With press coverage on Brexit ranging from: the impact upon the price of goods in your shopping trolley, to visas for Premier League footballers and the career aspirations (and hairstyles) of the competing political personalities, it can be difficult to focus on what an EU exit may mean in practical terms for you and your business. We set out below the key areas of impact for disputes.
Disputes about existing contracts
A UK exit may impact upon existing contracts particularly those based upon EU legislation. Parties may try to avoid contractual obligations or renegotiate a contract in the event of a UK exit. In existing contracts (that govern relationships beyond the two-year window before the UK would formally leave the EU) parties should review relevant clauses such as force majeure and material adverse change. Parties may consider including a 'Brexit' clause in any new contracts so that the parties agree in advance what would happen in the event of a UK exit.
Disputes about English law
A UK exit would mean that some English law may be repealed or amended. This may lead to a period of uncertainty over both UK legislation and how pre-exit EU case law impacts upon the UK courts' post-exit. These uncertainties are likely to lead to disputes.
Dispute Resolution process
Jurisdiction and enforcement
Unless decided otherwise a UK exit would mean that the Recast Brussels Regulation would not apply to the UK. It may be that the UK and EU would enter into a parallel arrangement on the same/similar terms as the Recast Brussels Regulation. Alternatively some or a combination of the following regimes may apply:
- English domestic rules on jurisdiction and enforcement of judgment
- The Brussels Convention
- The Lugano Convention (subject to UK accession)
- The Hague Convention (subject to UK accession)
Unless an agreement is reached a UK exit would mean that there will be no automatic enforcement of judgments between the UK and EU. Without such agreement enforcement between the UK and remaining EU Member States is likely to take longer, cost more and generally be more difficult.
The current protection against EU parallel proceedings would not apply on a UK exit. If the UK accedes to the 2007 Lugano Convention some protection to EU parallel proceedings will apply, however not the recent changes introduced by the Recast Brussels Regulation giving precedence to the courts of the country that the parties have agreed have exclusive jurisdiction (blocking the tactic known as a 'torpedo').
Parties with an English jurisdiction clause concerned about enforcement within Member States would be advised to make sure that they have an exclusive English jurisdiction clause.

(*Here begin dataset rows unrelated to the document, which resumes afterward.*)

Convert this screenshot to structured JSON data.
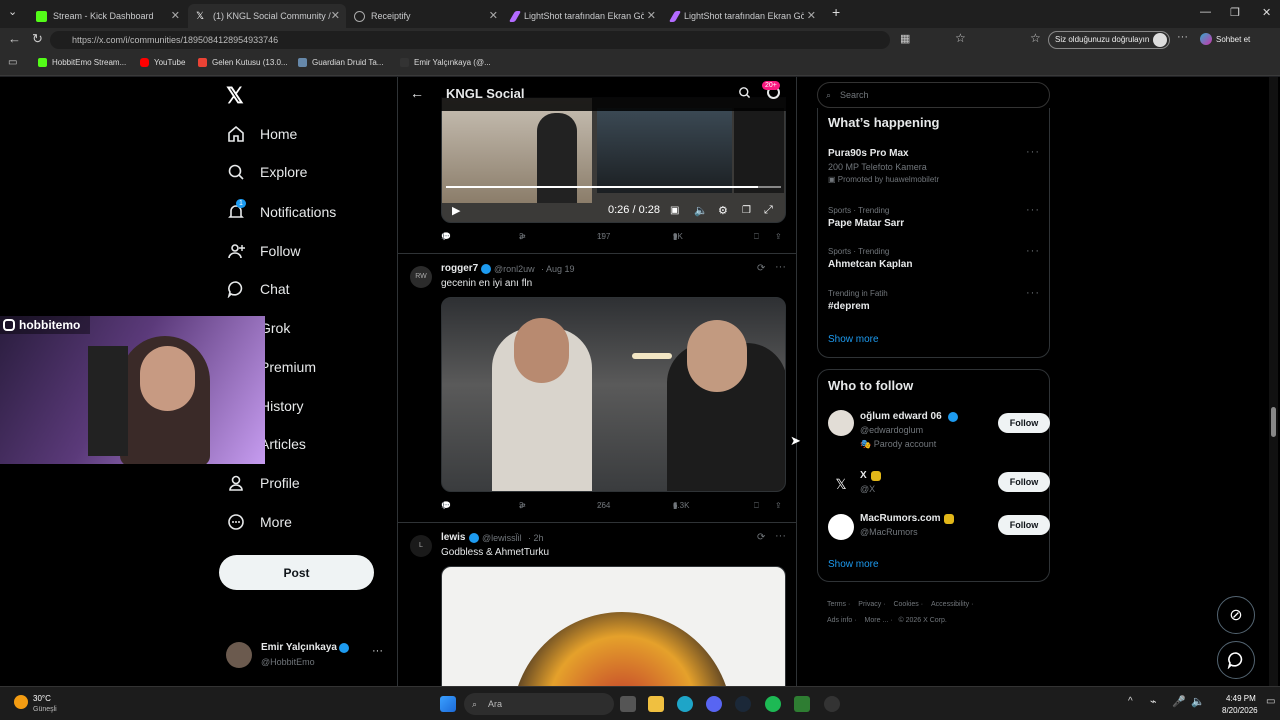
{
  "browser": {
    "tabs": [
      {
        "label": "Stream - Kick Dashboard",
        "color": "#53fc18"
      },
      {
        "label": "(1) KNGL Social Community /",
        "color": "#ffffff"
      },
      {
        "label": "Receiptify",
        "color": "#aaaaaa"
      },
      {
        "label": "LightShot tarafından Ekran Görün",
        "color": "#b36bff"
      },
      {
        "label": "LightShot tarafından Ekran Görün",
        "color": "#b36bff"
      }
    ],
    "url": "https://x.com/i/communities/1895084128954933746",
    "verify_label": "Siz olduğunuzu doğrulayın",
    "copilot_label": "Sohbet et",
    "bookmarks": [
      "HobbitEmo Stream...",
      "YouTube",
      "Gelen Kutusu (13.0...",
      "Guardian Druid Ta...",
      "Emir Yalçınkaya (@..."
    ]
  },
  "sidebar": {
    "items": [
      {
        "label": "Home",
        "icon": "home-icon"
      },
      {
        "label": "Explore",
        "icon": "search-icon"
      },
      {
        "label": "Notifications",
        "icon": "bell-icon",
        "badge": "1"
      },
      {
        "label": "Follow",
        "icon": "add-user-icon"
      },
      {
        "label": "Chat",
        "icon": "chat-icon"
      },
      {
        "label": "Grok",
        "icon": "grok-icon"
      },
      {
        "label": "Premium",
        "icon": "x-icon"
      },
      {
        "label": "History",
        "icon": "history-icon"
      },
      {
        "label": "Articles",
        "icon": "articles-icon"
      },
      {
        "label": "Profile",
        "icon": "profile-icon"
      },
      {
        "label": "More",
        "icon": "more-icon"
      }
    ],
    "post_label": "Post",
    "account": {
      "name": "Emir Yalçınkaya",
      "handle": "@HobbitEmo"
    }
  },
  "webcam": {
    "label": "hobbitemo"
  },
  "feed": {
    "title": "KNGL Social",
    "settings_badge": "20+",
    "video": {
      "time": "0:26 / 0:28",
      "progress": 0.93
    },
    "tweets": [
      {
        "stats": {
          "replies": "1",
          "reposts": "3",
          "likes": "197",
          "views": "9K"
        }
      },
      {
        "name": "rogger7",
        "handle": "@ronl2uw",
        "time": "· Aug 19",
        "text": "gecenin en iyi anı fln",
        "stats": {
          "replies": "1",
          "reposts": "3",
          "likes": "264",
          "views": "6.3K"
        }
      },
      {
        "name": "lewis",
        "handle": "@lewissl̈il",
        "time": "· 2h",
        "text": "Godbless & AhmetTurku"
      }
    ]
  },
  "right": {
    "search_placeholder": "Search",
    "happening_title": "What’s happening",
    "trends": [
      {
        "meta": "",
        "name": "Pura90s Pro Max",
        "desc": "200 MP Telefoto Kamera",
        "promo": "Promoted by huawelmobiletr"
      },
      {
        "meta": "Sports · Trending",
        "name": "Pape Matar Sarr"
      },
      {
        "meta": "Sports · Trending",
        "name": "Ahmetcan Kaplan"
      },
      {
        "meta": "Trending in Fatih",
        "name": "#deprem"
      }
    ],
    "show_more": "Show more",
    "who_title": "Who to follow",
    "follow_suggestions": [
      {
        "name": "oğlum edward 06",
        "handle": "@edwardoglum",
        "note": "Parody account"
      },
      {
        "name": "X",
        "handle": "@X"
      },
      {
        "name": "MacRumors.com",
        "handle": "@MacRumors"
      }
    ],
    "follow_label": "Follow",
    "footer": [
      "Terms",
      "Privacy",
      "Cookies",
      "Accessibility",
      "Ads info",
      "More ...",
      "© 2026 X Corp."
    ]
  },
  "taskbar": {
    "weather": "30°C",
    "weather_sub": "Güneşli",
    "search_placeholder": "Ara",
    "time": "4:49 PM",
    "date": "8/20/2026"
  }
}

On exit the conflict of law rules currently set out in the Rome I (contractual obligations) and Rome II (non-contractual obligations) Regulations would not apply in UK courts. It may be the government decide to continue with the current rules but with the English courts taking the role of the Court of Justice of the EU (CJEU). Alternatively they could revert to the pre-Rome I and II rules contained in the Rome Convention (contractual obligations) and the Private International Law (Miscellaneous Provisions) Act 1995 (non-contractual obligations). The Rome Convention is very similar to Rome I and most commercial contracts contain an express choice of law clause in any event. However the old rules governing non-contractual obligations do not allow parties to choose the law that applies to non-contractual relations which may lead to a different conclusion that under Rome II.
The remaining EU Member States would continue to apply Rome I and II.
A UK exit would mean that the EU Service Regulation would not automatically apply and permission to serve proceedings out of the jurisdiction may be required. This would increase the time and cost of service out of the jurisdiction. Parties doing business with non-English parties should make sure they appoint an agent for service in England where they have agreed to the jurisdiction of the English courts.
The English courts may issue anti-suit injunction if the court of a remaining Member State fails to recognise an English jurisdiction clause. Since 2004 these injunctions have not been allowed by the CJEU.
The UK will remain a party to the New York Convention. The English courts may decide that they can issue anti-suit injunctions to protect a London Arbitration as the West Tankers case (which prevented anti-suit injunctions in support of arbitration) was a decision of the CJEU.